_TASK INSTRUCTIONS_
Each line of the listing below that includes "time" must be copied.

>>>

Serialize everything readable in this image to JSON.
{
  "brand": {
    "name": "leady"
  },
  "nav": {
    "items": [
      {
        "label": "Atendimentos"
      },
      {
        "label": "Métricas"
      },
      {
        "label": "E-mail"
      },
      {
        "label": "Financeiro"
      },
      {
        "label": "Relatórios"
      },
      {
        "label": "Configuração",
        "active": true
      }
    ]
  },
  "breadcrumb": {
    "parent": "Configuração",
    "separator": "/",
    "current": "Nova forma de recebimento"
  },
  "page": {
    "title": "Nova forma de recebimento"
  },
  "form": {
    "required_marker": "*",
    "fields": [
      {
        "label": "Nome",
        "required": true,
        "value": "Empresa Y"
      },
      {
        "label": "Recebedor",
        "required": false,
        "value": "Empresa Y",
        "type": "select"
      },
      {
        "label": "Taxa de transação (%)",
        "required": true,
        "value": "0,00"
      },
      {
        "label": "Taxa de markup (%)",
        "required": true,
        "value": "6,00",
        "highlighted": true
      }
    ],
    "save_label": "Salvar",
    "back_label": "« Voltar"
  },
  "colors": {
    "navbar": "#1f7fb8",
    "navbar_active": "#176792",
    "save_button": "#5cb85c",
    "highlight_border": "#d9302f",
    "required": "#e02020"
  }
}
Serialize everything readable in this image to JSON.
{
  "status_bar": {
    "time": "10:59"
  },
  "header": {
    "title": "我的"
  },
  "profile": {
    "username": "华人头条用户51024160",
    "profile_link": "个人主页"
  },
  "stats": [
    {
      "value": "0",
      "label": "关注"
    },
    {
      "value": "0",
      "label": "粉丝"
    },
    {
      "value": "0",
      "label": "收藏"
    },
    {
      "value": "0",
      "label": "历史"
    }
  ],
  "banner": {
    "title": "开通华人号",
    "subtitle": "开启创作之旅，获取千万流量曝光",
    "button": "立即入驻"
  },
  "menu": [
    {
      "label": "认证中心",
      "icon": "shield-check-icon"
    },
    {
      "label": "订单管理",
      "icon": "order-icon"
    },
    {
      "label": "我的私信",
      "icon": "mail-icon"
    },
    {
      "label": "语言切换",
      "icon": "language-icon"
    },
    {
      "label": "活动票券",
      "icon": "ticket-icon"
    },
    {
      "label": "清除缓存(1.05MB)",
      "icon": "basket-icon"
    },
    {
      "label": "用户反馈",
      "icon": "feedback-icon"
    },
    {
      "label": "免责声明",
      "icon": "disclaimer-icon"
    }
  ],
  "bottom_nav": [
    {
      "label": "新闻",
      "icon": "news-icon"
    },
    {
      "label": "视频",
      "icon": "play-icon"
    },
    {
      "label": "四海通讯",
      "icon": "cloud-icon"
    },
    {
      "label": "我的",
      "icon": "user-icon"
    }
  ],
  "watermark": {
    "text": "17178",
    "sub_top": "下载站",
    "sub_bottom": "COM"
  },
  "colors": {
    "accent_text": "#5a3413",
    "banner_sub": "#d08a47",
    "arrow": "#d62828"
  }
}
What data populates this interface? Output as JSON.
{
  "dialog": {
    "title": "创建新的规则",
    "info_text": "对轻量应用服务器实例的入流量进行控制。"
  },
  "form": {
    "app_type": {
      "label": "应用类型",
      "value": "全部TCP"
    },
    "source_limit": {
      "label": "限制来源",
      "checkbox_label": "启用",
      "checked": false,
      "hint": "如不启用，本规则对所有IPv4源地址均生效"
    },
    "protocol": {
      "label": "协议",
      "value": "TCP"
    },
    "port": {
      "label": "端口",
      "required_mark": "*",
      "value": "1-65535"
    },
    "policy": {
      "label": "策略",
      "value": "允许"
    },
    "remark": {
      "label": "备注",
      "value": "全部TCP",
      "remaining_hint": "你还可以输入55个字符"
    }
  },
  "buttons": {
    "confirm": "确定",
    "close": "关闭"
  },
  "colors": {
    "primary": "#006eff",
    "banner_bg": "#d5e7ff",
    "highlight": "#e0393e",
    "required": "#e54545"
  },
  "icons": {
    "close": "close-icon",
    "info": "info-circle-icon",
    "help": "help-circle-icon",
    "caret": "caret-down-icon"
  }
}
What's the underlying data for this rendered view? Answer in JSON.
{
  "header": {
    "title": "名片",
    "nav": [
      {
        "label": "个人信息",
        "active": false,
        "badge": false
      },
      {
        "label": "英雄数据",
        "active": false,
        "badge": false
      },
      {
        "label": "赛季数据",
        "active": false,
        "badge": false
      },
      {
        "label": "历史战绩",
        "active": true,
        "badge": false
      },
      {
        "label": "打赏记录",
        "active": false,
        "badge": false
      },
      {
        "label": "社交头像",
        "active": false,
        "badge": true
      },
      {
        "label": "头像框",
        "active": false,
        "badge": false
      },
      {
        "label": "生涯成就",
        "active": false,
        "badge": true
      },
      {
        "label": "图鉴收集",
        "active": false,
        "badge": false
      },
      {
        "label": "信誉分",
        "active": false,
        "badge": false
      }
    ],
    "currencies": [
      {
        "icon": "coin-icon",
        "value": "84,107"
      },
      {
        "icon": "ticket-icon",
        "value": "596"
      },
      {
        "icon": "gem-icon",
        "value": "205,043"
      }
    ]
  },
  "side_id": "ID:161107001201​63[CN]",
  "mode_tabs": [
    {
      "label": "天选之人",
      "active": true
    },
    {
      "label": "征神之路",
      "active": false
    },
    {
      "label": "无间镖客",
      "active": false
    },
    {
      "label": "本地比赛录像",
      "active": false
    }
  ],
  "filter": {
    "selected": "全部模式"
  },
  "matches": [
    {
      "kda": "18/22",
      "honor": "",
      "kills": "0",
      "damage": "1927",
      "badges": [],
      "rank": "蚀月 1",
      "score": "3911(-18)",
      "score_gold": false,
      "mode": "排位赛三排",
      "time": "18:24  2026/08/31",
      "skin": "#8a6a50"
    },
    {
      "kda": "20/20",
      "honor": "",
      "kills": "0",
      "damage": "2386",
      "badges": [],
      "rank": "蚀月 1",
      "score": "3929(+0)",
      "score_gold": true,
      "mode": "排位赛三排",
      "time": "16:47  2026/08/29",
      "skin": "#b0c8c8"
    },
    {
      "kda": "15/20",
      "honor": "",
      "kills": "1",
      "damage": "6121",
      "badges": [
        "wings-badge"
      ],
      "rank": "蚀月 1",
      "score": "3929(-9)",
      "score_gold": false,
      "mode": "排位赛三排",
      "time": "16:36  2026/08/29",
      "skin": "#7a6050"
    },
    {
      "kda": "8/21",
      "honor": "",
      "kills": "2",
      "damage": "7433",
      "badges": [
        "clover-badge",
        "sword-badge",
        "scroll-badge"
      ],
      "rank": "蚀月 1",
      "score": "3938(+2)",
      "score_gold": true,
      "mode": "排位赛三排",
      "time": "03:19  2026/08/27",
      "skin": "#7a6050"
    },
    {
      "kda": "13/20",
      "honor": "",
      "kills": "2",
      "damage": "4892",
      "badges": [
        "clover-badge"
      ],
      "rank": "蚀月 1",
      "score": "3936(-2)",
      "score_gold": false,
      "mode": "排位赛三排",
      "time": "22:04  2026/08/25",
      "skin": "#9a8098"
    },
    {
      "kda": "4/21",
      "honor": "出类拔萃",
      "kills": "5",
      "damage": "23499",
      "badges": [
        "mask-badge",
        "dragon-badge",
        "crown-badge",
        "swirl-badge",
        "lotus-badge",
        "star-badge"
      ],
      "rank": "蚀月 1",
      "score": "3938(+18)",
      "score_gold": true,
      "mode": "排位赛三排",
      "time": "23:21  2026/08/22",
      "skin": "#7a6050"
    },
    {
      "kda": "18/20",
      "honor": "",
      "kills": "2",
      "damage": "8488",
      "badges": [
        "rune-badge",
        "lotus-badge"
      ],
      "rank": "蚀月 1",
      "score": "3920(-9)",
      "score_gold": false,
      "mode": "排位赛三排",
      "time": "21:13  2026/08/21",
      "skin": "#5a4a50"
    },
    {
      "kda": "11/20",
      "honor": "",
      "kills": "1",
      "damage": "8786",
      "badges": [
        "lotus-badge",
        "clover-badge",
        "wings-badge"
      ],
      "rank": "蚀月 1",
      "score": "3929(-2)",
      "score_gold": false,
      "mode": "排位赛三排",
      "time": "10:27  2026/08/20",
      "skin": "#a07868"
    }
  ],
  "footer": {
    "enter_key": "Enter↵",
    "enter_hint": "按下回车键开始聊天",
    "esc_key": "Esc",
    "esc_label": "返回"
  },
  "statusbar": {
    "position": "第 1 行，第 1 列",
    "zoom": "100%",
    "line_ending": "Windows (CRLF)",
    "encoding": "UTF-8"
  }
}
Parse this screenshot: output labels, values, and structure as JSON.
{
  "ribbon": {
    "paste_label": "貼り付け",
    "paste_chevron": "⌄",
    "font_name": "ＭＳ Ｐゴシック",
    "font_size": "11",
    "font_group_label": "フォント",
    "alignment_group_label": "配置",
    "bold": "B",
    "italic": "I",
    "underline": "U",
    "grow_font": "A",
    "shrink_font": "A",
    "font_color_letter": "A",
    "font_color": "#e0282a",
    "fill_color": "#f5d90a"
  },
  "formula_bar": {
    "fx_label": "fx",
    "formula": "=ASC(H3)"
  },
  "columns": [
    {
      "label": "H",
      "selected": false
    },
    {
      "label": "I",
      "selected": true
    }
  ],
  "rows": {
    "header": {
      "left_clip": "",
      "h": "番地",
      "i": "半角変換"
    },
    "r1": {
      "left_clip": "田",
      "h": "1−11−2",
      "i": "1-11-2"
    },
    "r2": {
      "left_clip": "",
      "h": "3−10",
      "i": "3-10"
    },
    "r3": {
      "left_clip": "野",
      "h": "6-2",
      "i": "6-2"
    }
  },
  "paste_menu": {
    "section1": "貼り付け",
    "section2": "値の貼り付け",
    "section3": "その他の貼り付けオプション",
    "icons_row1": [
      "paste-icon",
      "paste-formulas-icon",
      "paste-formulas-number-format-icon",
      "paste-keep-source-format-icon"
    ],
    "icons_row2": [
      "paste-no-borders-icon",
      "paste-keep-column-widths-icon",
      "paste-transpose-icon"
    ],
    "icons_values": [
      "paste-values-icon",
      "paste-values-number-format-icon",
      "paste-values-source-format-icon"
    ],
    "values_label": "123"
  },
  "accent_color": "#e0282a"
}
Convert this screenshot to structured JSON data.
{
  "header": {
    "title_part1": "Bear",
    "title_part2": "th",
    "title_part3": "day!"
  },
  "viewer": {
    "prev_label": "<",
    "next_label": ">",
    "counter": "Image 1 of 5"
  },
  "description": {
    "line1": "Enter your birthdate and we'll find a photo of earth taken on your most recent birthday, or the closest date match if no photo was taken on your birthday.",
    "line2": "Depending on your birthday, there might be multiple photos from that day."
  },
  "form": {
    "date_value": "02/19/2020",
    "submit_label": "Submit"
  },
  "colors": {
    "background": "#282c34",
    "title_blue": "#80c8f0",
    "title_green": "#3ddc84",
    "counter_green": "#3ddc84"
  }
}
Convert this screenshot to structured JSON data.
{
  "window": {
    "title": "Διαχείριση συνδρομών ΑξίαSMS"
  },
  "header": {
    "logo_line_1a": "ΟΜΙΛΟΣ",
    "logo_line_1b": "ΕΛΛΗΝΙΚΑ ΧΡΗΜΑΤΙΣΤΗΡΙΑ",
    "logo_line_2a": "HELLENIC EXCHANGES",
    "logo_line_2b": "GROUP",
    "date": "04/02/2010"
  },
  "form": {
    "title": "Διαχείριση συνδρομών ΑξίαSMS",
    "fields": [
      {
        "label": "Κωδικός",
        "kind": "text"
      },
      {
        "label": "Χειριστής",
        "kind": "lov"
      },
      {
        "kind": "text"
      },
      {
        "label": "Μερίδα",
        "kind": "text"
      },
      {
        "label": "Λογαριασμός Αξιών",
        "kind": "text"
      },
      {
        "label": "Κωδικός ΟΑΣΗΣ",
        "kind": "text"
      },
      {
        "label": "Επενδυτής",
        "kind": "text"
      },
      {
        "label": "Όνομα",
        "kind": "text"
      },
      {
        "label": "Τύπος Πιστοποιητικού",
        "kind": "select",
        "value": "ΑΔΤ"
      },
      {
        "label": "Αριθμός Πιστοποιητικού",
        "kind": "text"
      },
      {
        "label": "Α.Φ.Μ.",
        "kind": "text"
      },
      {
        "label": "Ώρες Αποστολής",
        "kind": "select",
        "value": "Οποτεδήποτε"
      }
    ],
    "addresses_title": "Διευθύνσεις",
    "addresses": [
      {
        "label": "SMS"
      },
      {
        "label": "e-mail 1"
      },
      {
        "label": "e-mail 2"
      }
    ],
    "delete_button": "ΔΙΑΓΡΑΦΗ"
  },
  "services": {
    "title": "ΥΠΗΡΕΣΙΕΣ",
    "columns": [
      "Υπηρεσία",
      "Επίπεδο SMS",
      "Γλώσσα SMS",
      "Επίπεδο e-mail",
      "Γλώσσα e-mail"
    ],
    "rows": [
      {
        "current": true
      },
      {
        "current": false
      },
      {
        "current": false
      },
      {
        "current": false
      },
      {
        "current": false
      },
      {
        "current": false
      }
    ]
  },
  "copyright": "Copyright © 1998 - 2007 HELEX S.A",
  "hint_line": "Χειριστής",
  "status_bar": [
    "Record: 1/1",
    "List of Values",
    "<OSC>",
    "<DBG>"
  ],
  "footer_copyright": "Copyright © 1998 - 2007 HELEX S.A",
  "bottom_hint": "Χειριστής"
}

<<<

_RESULT BELOW_
    "time": "10:59"
      "time": "18:24  2026/08/31",
      "time": "16:47  2026/08/29",
      "time": "16:36  2026/08/29",
      "time": "03:19  2026/08/27",
      "time": "22:04  2026/08/25",
      "time": "23:21  2026/08/22",
      "time": "21:13  2026/08/21",
      "time": "10:27  2026/08/20",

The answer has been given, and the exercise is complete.